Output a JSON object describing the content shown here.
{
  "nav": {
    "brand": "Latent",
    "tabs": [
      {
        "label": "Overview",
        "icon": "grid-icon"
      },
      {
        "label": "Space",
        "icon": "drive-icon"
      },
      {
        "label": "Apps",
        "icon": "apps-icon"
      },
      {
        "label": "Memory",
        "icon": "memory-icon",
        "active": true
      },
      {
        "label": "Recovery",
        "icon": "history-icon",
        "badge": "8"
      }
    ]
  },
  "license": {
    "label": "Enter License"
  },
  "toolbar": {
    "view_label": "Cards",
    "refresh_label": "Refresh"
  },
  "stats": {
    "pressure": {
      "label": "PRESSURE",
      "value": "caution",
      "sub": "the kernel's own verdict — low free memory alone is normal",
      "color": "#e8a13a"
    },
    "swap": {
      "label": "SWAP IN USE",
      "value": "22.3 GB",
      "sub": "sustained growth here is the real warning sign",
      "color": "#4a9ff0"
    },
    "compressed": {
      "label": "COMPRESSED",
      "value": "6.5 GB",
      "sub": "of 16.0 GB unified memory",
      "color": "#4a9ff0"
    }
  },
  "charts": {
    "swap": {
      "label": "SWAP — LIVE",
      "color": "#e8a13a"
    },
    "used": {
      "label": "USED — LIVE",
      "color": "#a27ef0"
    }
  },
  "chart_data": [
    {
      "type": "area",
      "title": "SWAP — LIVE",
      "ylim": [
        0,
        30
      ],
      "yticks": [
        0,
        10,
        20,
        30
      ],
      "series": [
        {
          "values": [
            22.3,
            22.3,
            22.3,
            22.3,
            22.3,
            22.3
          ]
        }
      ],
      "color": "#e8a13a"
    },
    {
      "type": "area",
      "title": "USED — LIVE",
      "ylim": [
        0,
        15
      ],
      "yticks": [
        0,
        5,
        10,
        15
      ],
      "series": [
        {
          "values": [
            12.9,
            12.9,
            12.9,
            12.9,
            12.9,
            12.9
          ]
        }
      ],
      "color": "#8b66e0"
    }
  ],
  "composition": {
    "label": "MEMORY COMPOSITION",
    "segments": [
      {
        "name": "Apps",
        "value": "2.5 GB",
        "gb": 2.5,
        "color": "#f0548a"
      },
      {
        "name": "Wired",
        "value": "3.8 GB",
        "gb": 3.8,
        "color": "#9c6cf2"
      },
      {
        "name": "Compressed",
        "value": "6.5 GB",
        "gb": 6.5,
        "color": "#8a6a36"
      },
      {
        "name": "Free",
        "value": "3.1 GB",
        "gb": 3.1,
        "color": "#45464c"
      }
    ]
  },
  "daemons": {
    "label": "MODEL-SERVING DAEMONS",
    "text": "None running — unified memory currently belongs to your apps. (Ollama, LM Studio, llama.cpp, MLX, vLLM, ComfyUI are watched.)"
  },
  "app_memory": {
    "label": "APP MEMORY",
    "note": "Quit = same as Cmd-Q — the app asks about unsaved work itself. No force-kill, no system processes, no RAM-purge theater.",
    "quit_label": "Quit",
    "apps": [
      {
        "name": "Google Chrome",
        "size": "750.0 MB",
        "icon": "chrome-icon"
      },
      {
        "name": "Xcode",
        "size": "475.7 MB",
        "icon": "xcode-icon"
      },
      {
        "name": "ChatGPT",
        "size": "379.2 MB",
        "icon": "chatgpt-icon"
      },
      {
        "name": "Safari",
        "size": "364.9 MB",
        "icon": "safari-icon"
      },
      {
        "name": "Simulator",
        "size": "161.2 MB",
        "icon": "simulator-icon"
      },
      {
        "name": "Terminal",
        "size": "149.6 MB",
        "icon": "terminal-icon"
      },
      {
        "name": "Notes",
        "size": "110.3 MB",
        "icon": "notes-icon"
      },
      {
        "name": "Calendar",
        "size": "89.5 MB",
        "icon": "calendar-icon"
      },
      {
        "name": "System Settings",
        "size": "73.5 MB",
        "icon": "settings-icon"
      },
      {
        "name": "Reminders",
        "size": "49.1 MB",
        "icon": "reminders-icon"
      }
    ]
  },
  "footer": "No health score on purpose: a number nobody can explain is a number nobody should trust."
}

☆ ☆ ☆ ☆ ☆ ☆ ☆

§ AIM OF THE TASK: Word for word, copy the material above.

§ RESPONSE AREA:
Output a JSON object describing the content shown here.
{
  "nav": {
    "brand": "Latent",
    "tabs": [
      {
        "label": "Overview",
        "icon": "grid-icon"
      },
      {
        "label": "Space",
        "icon": "drive-icon"
      },
      {
        "label": "Apps",
        "icon": "apps-icon"
      },
      {
        "label": "Memory",
        "icon": "memory-icon",
        "active": true
      },
      {
        "label": "Recovery",
        "icon": "history-icon",
        "badge": "8"
      }
    ]
  },
  "license": {
    "label": "Enter License"
  },
  "toolbar": {
    "view_label": "Cards",
    "refresh_label": "Refresh"
  },
  "stats": {
    "pressure": {
      "label": "PRESSURE",
      "value": "caution",
      "sub": "the kernel's own verdict — low free memory alone is normal",
      "color": "#e8a13a"
    },
    "swap": {
      "label": "SWAP IN USE",
      "value": "22.3 GB",
      "sub": "sustained growth here is the real warning sign",
      "color": "#4a9ff0"
    },
    "compressed": {
      "label": "COMPRESSED",
      "value": "6.5 GB",
      "sub": "of 16.0 GB unified memory",
      "color": "#4a9ff0"
    }
  },
  "charts": {
    "swap": {
      "label": "SWAP — LIVE",
      "color": "#e8a13a"
    },
    "used": {
      "label": "USED — LIVE",
      "color": "#a27ef0"
    }
  },
  "chart_data": [
    {
      "type": "area",
      "title": "SWAP — LIVE",
      "ylim": [
        0,
        30
      ],
      "yticks": [
        0,
        10,
        20,
        30
      ],
      "series": [
        {
          "values": [
            22.3,
            22.3,
            22.3,
            22.3,
            22.3,
            22.3
          ]
        }
      ],
      "color": "#e8a13a"
    },
    {
      "type": "area",
      "title": "USED — LIVE",
      "ylim": [
        0,
        15
      ],
      "yticks": [
        0,
        5,
        10,
        15
      ],
      "series": [
        {
          "values": [
            12.9,
            12.9,
            12.9,
            12.9,
            12.9,
            12.9
          ]
        }
      ],
      "color": "#8b66e0"
    }
  ],
  "composition": {
    "label": "MEMORY COMPOSITION",
    "segments": [
      {
        "name": "Apps",
        "value": "2.5 GB",
        "gb": 2.5,
        "color": "#f0548a"
      },
      {
        "name": "Wired",
        "value": "3.8 GB",
        "gb": 3.8,
        "color": "#9c6cf2"
      },
      {
        "name": "Compressed",
        "value": "6.5 GB",
        "gb": 6.5,
        "color": "#8a6a36"
      },
      {
        "name": "Free",
        "value": "3.1 GB",
        "gb": 3.1,
        "color": "#45464c"
      }
    ]
  },
  "daemons": {
    "label": "MODEL-SERVING DAEMONS",
    "text": "None running — unified memory currently belongs to your apps. (Ollama, LM Studio, llama.cpp, MLX, vLLM, ComfyUI are watched.)"
  },
  "app_memory": {
    "label": "APP MEMORY",
    "note": "Quit = same as Cmd-Q — the app asks about unsaved work itself. No force-kill, no system processes, no RAM-purge theater.",
    "quit_label": "Quit",
    "apps": [
      {
        "name": "Google Chrome",
        "size": "750.0 MB",
        "icon": "chrome-icon"
      },
      {
        "name": "Xcode",
        "size": "475.7 MB",
        "icon": "xcode-icon"
      },
      {
        "name": "ChatGPT",
        "size": "379.2 MB",
        "icon": "chatgpt-icon"
      },
      {
        "name": "Safari",
        "size": "364.9 MB",
        "icon": "safari-icon"
      },
      {
        "name": "Simulator",
        "size": "161.2 MB",
        "icon": "simulator-icon"
      },
      {
        "name": "Terminal",
        "size": "149.6 MB",
        "icon": "terminal-icon"
      },
      {
        "name": "Notes",
        "size": "110.3 MB",
        "icon": "notes-icon"
      },
      {
        "name": "Calendar",
        "size": "89.5 MB",
        "icon": "calendar-icon"
      },
      {
        "name": "System Settings",
        "size": "73.5 MB",
        "icon": "settings-icon"
      },
      {
        "name": "Reminders",
        "size": "49.1 MB",
        "icon": "reminders-icon"
      }
    ]
  },
  "footer": "No health score on purpose: a number nobody can explain is a number nobody should trust."
}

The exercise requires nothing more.